Sylvie Kantorovitz’s graphic memoir is a portrait of the artist as a girl and a young woman. Through subtly connected episodes, the Moroccan-born author and illustrator tells the story of her coming of age in France. The book is gentle and unassuming, viewing even the most unsympathetic people in Kantorovitz’s life with some degree of empathy. Readers will respond to Sylvie’s conflicts over her life choices in a narrative that rejects moral simplicities. Her illustration style is almost comically understated as well, presenting herself and others in lovable boxy cartoons, even as they undergo painful experiences.
A wide-eyed child with a stocky form, Sylvie resembles her mother minus the glasses and pearls. In fact, all the members of her family look strikingly similar, emphasizing the relationships that bind them together. When Sylvie earns an A in school, her mother reminds her that “It doesn’t count if the others also got As,” leading Sylvie to respond with a generic “Sigh,” not even contained in a cartoon bubble. When the young artist states, “But drawing was what I really loved to do. More than anything,” the sentence is suspended over a picture in which the young Sylvie walks on a tightrope with an angry monster waiting below. Kantorovitz accomplishes feats of communication using minimal words and evocative scenes.
Living in the small college where her father is employed, Sylvie and her growing family of siblings have unusual friends, including the son and daughter of other employees. Attending school, Sylvie is constantly aware of feeling different; she is tentative, unsure of herself, and somehow incomplete. In reality, she is more sensitive than many of her peers. She realizes that artistic creativity is at least part of what makes her different, and her father encourages this path. Seated in her “absolute favorite spot,” a small storage area that she has transformed into a studio, Sylvie is as enthralled by the small accessories of her future profession as she is by the act of drawing itself. Paper, erasers, markers, and tape help to form her self-image.
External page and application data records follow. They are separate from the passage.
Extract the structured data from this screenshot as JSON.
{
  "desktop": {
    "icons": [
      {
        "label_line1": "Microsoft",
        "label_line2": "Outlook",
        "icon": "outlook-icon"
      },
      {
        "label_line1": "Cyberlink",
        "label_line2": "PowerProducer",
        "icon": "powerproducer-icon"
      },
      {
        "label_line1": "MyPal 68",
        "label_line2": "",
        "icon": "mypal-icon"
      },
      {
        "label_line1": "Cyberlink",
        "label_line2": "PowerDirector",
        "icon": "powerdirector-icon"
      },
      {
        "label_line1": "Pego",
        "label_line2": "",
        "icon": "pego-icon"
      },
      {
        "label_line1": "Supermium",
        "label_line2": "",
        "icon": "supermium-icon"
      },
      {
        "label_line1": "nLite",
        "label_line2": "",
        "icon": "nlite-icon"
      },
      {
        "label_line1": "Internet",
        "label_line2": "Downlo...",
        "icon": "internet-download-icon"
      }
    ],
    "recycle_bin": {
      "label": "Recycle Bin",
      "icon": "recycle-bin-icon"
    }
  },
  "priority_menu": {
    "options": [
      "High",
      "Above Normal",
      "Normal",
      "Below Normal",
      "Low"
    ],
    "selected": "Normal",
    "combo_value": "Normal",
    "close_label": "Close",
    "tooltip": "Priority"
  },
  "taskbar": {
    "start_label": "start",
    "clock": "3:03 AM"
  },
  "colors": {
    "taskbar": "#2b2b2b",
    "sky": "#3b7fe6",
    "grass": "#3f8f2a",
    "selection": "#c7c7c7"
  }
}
Antisemitism is another disturbing reality for which Sylvie feels unprepared. When children in her class mock her origins in a former French colony, she feels the sting of difference. Worse are the direct accusations from her peers of being a Christ killer. Her default defense mechanism is to “let people assume I was like them,” but that method is ineffective against this horrific claim. Her father’s patient historical explanations of Jesus’s actual death are also worthless, but less disturbing than her mother’s approach: “We don’t need to hide that we are Jewish. But we don’t need to proclaim it either.”
As Sylvie becomes a teenager, she continues to explore the idea of becoming an artist but also recognizes a vocation in the more practical profession of teaching. The highly competitive atmosphere surrounding the prestigious baccalaureate exam is one more component of her progress toward a more defined sense of herself, but this memoir is a deliberately unfinished work of art. Changing family dynamics, relationships with young men that are warm but do not lead to commitment, and even the decision to cut her hair short are all stages on a wavering path. This simultaneously self-assured and self-questioning young woman is unique, yet her story is accessible to anyone trying to find her own way in the world.
Sylvie is highly recommended for readers aged ten and older. It includes an author’s note explaining the process of writing the book.
Emily Schneider writes about literature, feminism, and culture for Tablet, The Forward, The Horn Book, and other publications, and writes about children’s books on her blog. She has a Ph.D. in Romance Languages and Literatures.